-- Opening Marker --

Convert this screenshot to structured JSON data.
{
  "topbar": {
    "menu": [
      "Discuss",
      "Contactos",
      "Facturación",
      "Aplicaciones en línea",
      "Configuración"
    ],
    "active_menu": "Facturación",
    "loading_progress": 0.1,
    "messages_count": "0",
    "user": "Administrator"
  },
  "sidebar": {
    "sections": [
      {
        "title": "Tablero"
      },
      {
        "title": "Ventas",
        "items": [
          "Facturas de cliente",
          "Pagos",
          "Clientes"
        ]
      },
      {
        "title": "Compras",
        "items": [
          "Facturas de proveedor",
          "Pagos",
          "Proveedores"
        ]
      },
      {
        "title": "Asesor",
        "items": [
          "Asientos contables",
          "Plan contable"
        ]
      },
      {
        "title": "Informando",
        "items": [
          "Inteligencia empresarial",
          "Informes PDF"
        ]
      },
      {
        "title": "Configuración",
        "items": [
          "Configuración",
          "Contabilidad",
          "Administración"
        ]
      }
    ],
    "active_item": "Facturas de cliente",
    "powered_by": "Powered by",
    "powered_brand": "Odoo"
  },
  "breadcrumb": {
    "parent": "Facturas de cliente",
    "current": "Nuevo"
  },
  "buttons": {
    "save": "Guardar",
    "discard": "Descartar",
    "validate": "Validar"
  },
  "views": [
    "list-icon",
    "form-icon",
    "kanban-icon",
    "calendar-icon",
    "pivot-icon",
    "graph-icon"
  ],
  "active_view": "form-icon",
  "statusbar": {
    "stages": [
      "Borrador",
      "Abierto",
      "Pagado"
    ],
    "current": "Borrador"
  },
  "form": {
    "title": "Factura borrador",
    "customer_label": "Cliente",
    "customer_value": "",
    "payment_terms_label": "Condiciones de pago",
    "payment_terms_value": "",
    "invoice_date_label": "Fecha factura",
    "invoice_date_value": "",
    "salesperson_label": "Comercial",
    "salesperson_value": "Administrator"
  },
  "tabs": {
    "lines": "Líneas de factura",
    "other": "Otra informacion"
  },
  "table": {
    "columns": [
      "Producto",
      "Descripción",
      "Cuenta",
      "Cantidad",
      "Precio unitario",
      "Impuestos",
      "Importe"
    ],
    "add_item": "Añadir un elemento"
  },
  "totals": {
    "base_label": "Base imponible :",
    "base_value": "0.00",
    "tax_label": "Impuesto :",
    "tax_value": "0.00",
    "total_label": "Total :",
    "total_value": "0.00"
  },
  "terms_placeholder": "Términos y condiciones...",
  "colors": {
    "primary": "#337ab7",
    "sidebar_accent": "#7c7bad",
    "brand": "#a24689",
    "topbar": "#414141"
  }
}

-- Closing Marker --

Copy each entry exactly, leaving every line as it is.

The answer -
Convert this screenshot to structured JSON data.
{
  "topbar": {
    "menu": [
      "Discuss",
      "Contactos",
      "Facturación",
      "Aplicaciones en línea",
      "Configuración"
    ],
    "active_menu": "Facturación",
    "loading_progress": 0.1,
    "messages_count": "0",
    "user": "Administrator"
  },
  "sidebar": {
    "sections": [
      {
        "title": "Tablero"
      },
      {
        "title": "Ventas",
        "items": [
          "Facturas de cliente",
          "Pagos",
          "Clientes"
        ]
      },
      {
        "title": "Compras",
        "items": [
          "Facturas de proveedor",
          "Pagos",
          "Proveedores"
        ]
      },
      {
        "title": "Asesor",
        "items": [
          "Asientos contables",
          "Plan contable"
        ]
      },
      {
        "title": "Informando",
        "items": [
          "Inteligencia empresarial",
          "Informes PDF"
        ]
      },
      {
        "title": "Configuración",
        "items": [
          "Configuración",
          "Contabilidad",
          "Administración"
        ]
      }
    ],
    "active_item": "Facturas de cliente",
    "powered_by": "Powered by",
    "powered_brand": "Odoo"
  },
  "breadcrumb": {
    "parent": "Facturas de cliente",
    "current": "Nuevo"
  },
  "buttons": {
    "save": "Guardar",
    "discard": "Descartar",
    "validate": "Validar"
  },
  "views": [
    "list-icon",
    "form-icon",
    "kanban-icon",
    "calendar-icon",
    "pivot-icon",
    "graph-icon"
  ],
  "active_view": "form-icon",
  "statusbar": {
    "stages": [
      "Borrador",
      "Abierto",
      "Pagado"
    ],
    "current": "Borrador"
  },
  "form": {
    "title": "Factura borrador",
    "customer_label": "Cliente",
    "customer_value": "",
    "payment_terms_label": "Condiciones de pago",
    "payment_terms_value": "",
    "invoice_date_label": "Fecha factura",
    "invoice_date_value": "",
    "salesperson_label": "Comercial",
    "salesperson_value": "Administrator"
  },
  "tabs": {
    "lines": "Líneas de factura",
    "other": "Otra informacion"
  },
  "table": {
    "columns": [
      "Producto",
      "Descripción",
      "Cuenta",
      "Cantidad",
      "Precio unitario",
      "Impuestos",
      "Importe"
    ],
    "add_item": "Añadir un elemento"
  },
  "totals": {
    "base_label": "Base imponible :",
    "base_value": "0.00",
    "tax_label": "Impuesto :",
    "tax_value": "0.00",
    "total_label": "Total :",
    "total_value": "0.00"
  },
  "terms_placeholder": "Términos y condiciones...",
  "colors": {
    "primary": "#337ab7",
    "sidebar_accent": "#7c7bad",
    "brand": "#a24689",
    "topbar": "#414141"
  }
}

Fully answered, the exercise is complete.